### RECORDS SHOWN:

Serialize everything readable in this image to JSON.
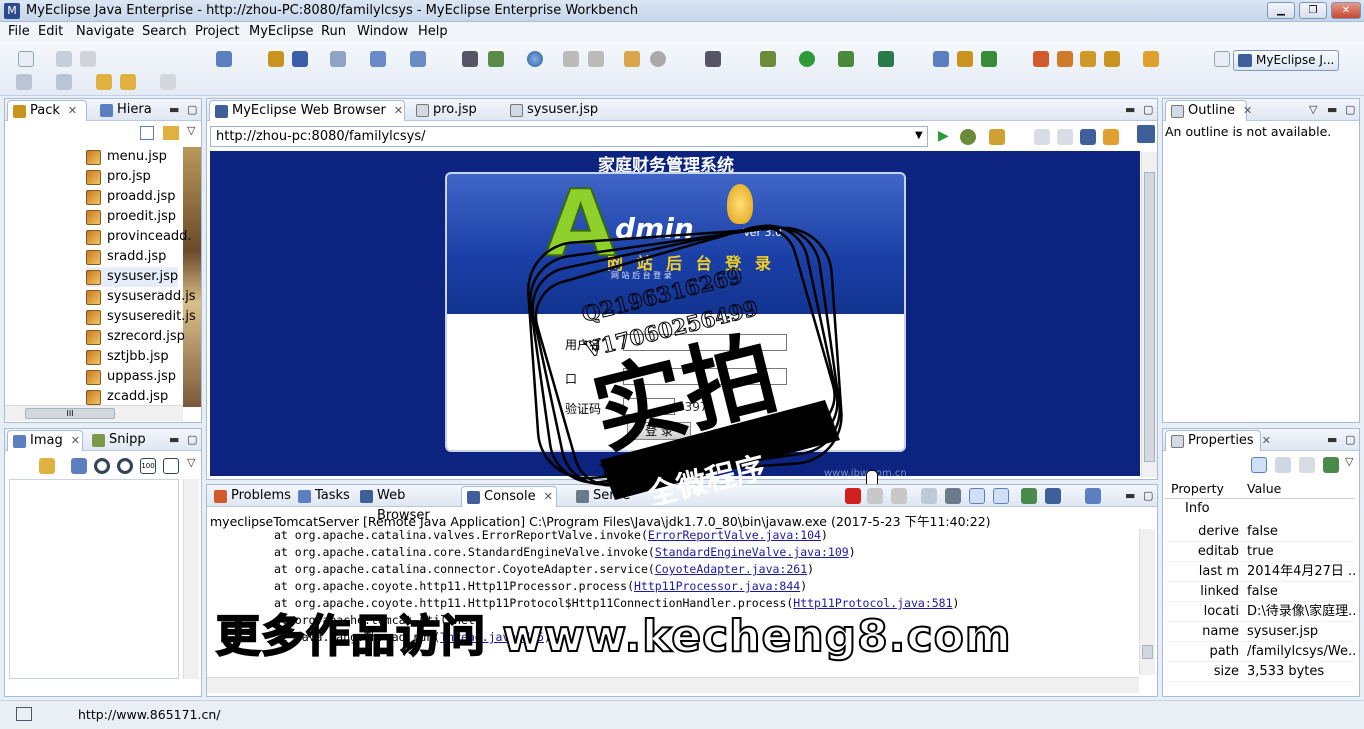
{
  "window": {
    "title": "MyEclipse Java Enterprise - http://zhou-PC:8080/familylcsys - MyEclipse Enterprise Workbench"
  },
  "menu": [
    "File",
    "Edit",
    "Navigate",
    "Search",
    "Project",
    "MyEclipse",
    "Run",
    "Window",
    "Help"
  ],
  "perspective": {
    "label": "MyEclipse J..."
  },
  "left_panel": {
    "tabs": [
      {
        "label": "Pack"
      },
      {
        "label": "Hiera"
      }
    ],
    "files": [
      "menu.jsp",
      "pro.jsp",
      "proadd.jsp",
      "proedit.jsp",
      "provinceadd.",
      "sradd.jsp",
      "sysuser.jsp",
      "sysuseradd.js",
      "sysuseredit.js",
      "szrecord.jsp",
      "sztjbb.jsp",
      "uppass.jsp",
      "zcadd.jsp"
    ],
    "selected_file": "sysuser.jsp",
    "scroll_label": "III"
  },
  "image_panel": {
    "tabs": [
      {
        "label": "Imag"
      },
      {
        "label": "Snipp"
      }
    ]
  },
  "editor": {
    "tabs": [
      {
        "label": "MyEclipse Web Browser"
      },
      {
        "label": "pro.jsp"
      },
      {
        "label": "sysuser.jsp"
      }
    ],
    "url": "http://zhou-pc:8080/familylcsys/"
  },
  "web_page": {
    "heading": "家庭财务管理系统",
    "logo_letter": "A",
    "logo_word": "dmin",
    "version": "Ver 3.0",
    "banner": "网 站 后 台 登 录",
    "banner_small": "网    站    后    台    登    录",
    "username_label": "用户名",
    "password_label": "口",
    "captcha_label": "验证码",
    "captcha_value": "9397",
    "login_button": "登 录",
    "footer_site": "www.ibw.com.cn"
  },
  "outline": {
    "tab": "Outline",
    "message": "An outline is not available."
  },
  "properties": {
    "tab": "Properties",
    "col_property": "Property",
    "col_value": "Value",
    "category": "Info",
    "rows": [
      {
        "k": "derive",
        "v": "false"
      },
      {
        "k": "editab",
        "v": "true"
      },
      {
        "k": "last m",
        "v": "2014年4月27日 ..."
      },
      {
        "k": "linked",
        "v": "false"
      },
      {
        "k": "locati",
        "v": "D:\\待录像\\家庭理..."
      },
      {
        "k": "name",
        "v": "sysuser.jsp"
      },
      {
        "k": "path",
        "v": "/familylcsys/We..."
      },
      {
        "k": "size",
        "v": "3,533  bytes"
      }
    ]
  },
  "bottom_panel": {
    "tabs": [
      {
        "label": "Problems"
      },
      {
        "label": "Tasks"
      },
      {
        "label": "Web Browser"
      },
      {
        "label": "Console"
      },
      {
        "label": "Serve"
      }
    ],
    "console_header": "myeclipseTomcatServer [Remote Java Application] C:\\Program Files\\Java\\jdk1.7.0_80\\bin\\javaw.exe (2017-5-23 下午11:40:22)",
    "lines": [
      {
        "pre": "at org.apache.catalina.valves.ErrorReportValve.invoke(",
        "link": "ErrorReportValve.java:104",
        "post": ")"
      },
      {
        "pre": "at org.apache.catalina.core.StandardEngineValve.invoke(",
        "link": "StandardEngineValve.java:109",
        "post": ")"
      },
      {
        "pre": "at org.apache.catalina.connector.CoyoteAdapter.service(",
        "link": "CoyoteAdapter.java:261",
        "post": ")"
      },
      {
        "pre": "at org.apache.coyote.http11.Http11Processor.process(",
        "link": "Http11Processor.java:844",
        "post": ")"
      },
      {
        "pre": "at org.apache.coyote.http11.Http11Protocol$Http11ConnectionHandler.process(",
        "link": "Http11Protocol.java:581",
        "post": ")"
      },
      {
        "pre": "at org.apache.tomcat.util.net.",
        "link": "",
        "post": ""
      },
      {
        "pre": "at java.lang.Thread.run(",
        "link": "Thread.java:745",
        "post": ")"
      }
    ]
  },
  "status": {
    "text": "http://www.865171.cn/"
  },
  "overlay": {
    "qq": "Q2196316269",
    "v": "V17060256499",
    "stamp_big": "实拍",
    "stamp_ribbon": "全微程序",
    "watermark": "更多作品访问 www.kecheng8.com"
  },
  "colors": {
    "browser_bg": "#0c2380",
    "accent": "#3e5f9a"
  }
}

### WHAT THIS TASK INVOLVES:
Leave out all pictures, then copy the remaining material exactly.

### ANSWER SPACE:
Serialize everything readable in this image to JSON.
{
  "window": {
    "title": "MyEclipse Java Enterprise - http://zhou-PC:8080/familylcsys - MyEclipse Enterprise Workbench"
  },
  "menu": [
    "File",
    "Edit",
    "Navigate",
    "Search",
    "Project",
    "MyEclipse",
    "Run",
    "Window",
    "Help"
  ],
  "perspective": {
    "label": "MyEclipse J..."
  },
  "left_panel": {
    "tabs": [
      {
        "label": "Pack"
      },
      {
        "label": "Hiera"
      }
    ],
    "files": [
      "menu.jsp",
      "pro.jsp",
      "proadd.jsp",
      "proedit.jsp",
      "provinceadd.",
      "sradd.jsp",
      "sysuser.jsp",
      "sysuseradd.js",
      "sysuseredit.js",
      "szrecord.jsp",
      "sztjbb.jsp",
      "uppass.jsp",
      "zcadd.jsp"
    ],
    "selected_file": "sysuser.jsp",
    "scroll_label": "III"
  },
  "image_panel": {
    "tabs": [
      {
        "label": "Imag"
      },
      {
        "label": "Snipp"
      }
    ]
  },
  "editor": {
    "tabs": [
      {
        "label": "MyEclipse Web Browser"
      },
      {
        "label": "pro.jsp"
      },
      {
        "label": "sysuser.jsp"
      }
    ],
    "url": "http://zhou-pc:8080/familylcsys/"
  },
  "web_page": {
    "heading": "家庭财务管理系统",
    "logo_letter": "A",
    "logo_word": "dmin",
    "version": "Ver 3.0",
    "banner": "网 站 后 台 登 录",
    "banner_small": "网    站    后    台    登    录",
    "username_label": "用户名",
    "password_label": "口",
    "captcha_label": "验证码",
    "captcha_value": "9397",
    "login_button": "登 录",
    "footer_site": "www.ibw.com.cn"
  },
  "outline": {
    "tab": "Outline",
    "message": "An outline is not available."
  },
  "properties": {
    "tab": "Properties",
    "col_property": "Property",
    "col_value": "Value",
    "category": "Info",
    "rows": [
      {
        "k": "derive",
        "v": "false"
      },
      {
        "k": "editab",
        "v": "true"
      },
      {
        "k": "last m",
        "v": "2014年4月27日 ..."
      },
      {
        "k": "linked",
        "v": "false"
      },
      {
        "k": "locati",
        "v": "D:\\待录像\\家庭理..."
      },
      {
        "k": "name",
        "v": "sysuser.jsp"
      },
      {
        "k": "path",
        "v": "/familylcsys/We..."
      },
      {
        "k": "size",
        "v": "3,533  bytes"
      }
    ]
  },
  "bottom_panel": {
    "tabs": [
      {
        "label": "Problems"
      },
      {
        "label": "Tasks"
      },
      {
        "label": "Web Browser"
      },
      {
        "label": "Console"
      },
      {
        "label": "Serve"
      }
    ],
    "console_header": "myeclipseTomcatServer [Remote Java Application] C:\\Program Files\\Java\\jdk1.7.0_80\\bin\\javaw.exe (2017-5-23 下午11:40:22)",
    "lines": [
      {
        "pre": "at org.apache.catalina.valves.ErrorReportValve.invoke(",
        "link": "ErrorReportValve.java:104",
        "post": ")"
      },
      {
        "pre": "at org.apache.catalina.core.StandardEngineValve.invoke(",
        "link": "StandardEngineValve.java:109",
        "post": ")"
      },
      {
        "pre": "at org.apache.catalina.connector.CoyoteAdapter.service(",
        "link": "CoyoteAdapter.java:261",
        "post": ")"
      },
      {
        "pre": "at org.apache.coyote.http11.Http11Processor.process(",
        "link": "Http11Processor.java:844",
        "post": ")"
      },
      {
        "pre": "at org.apache.coyote.http11.Http11Protocol$Http11ConnectionHandler.process(",
        "link": "Http11Protocol.java:581",
        "post": ")"
      },
      {
        "pre": "at org.apache.tomcat.util.net.",
        "link": "",
        "post": ""
      },
      {
        "pre": "at java.lang.Thread.run(",
        "link": "Thread.java:745",
        "post": ")"
      }
    ]
  },
  "status": {
    "text": "http://www.865171.cn/"
  },
  "overlay": {
    "qq": "Q2196316269",
    "v": "V17060256499",
    "stamp_big": "实拍",
    "stamp_ribbon": "全微程序",
    "watermark": "更多作品访问 www.kecheng8.com"
  },
  "colors": {
    "browser_bg": "#0c2380",
    "accent": "#3e5f9a"
  }
}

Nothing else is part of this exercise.